There are probably a million reasons people at Facebook are upset today, considering the PR disaster, wrapped in a New York Times article, that landed on their doorstep last night. It’s hard to imagine the story being any worse.
First, a quick synopsis for anyone who didn’t read the lengthy NYT piece. Criticisms of leadership and their tactics aside, the core issue at hand is that Facebook user data and the platform at large were allegedly manipulated for political purposes – whether by Russians or others – and that the company didn’t take sufficient steps to stop it or inform the public as it was happening. None of those facts seem to be in dispute.
At face value, Facebook as a political tool might be a completely virtuous application of the platform. Groups can organize and mobilize, cost-effectively and efficiently spread their word, and Facebook can even make a few bucks to keep the service free for individual users.
But here’s the sad irony for Mark Zuckerberg, Sheryl Sandberg, and company on this gloomy November morning: Almost nobody wants political content on Facebook in the first place. One could argue, in fact, that politics are merely forced on Facebook users, against their desire, and proliferated by a small politically-vocal few.
See for yourself:
CivicScience asked this poll question to a representative sample of 1,430 U.S. Facebook users the day, coincidentally, before the New York Times bombshell went public. The findings are fairly lopsided. Only 7% of Facebook users like political content on the platform, 19% are indifferent, 21% merely tolerate it, and a whopping 54% would do away with all political content if they had their druthers. In other words, 93% of Facebook’s users would consider it neutral to net positive if the platform banished political posts altogether.

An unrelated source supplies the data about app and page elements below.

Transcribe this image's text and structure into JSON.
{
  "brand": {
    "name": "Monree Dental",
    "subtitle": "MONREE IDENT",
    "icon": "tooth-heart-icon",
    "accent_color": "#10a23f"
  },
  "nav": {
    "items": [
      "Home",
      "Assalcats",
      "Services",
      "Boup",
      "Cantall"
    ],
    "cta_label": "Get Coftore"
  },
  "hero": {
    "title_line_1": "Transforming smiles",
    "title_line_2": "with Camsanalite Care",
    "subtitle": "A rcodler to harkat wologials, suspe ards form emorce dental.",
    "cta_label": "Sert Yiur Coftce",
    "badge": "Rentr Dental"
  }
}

Women, in particular, dislike political content cluttering their Facebook feeds. Only 5% say they like it. No surprise, only 3% of Independents like political content on the platform and 66% would do away with it altogether. Democrats are less bothered than Republicans. Only 48% of Dems say they would prefer to eliminate all political content, compared to 55% of Republicans.
But no matter how you slice the numbers, it’s clear that political content is overwhelmingly unpopular among Facebook’s users. As the company charts its course out of the PR quagmire it finds itself in; perhaps they’ll conclude that all of the trouble caused by political activity on the platform isn’t worth the cyclical revenues it generates and the single-digit percentage of users it accommodates. One way or another, we’re guessing that big changes are coming.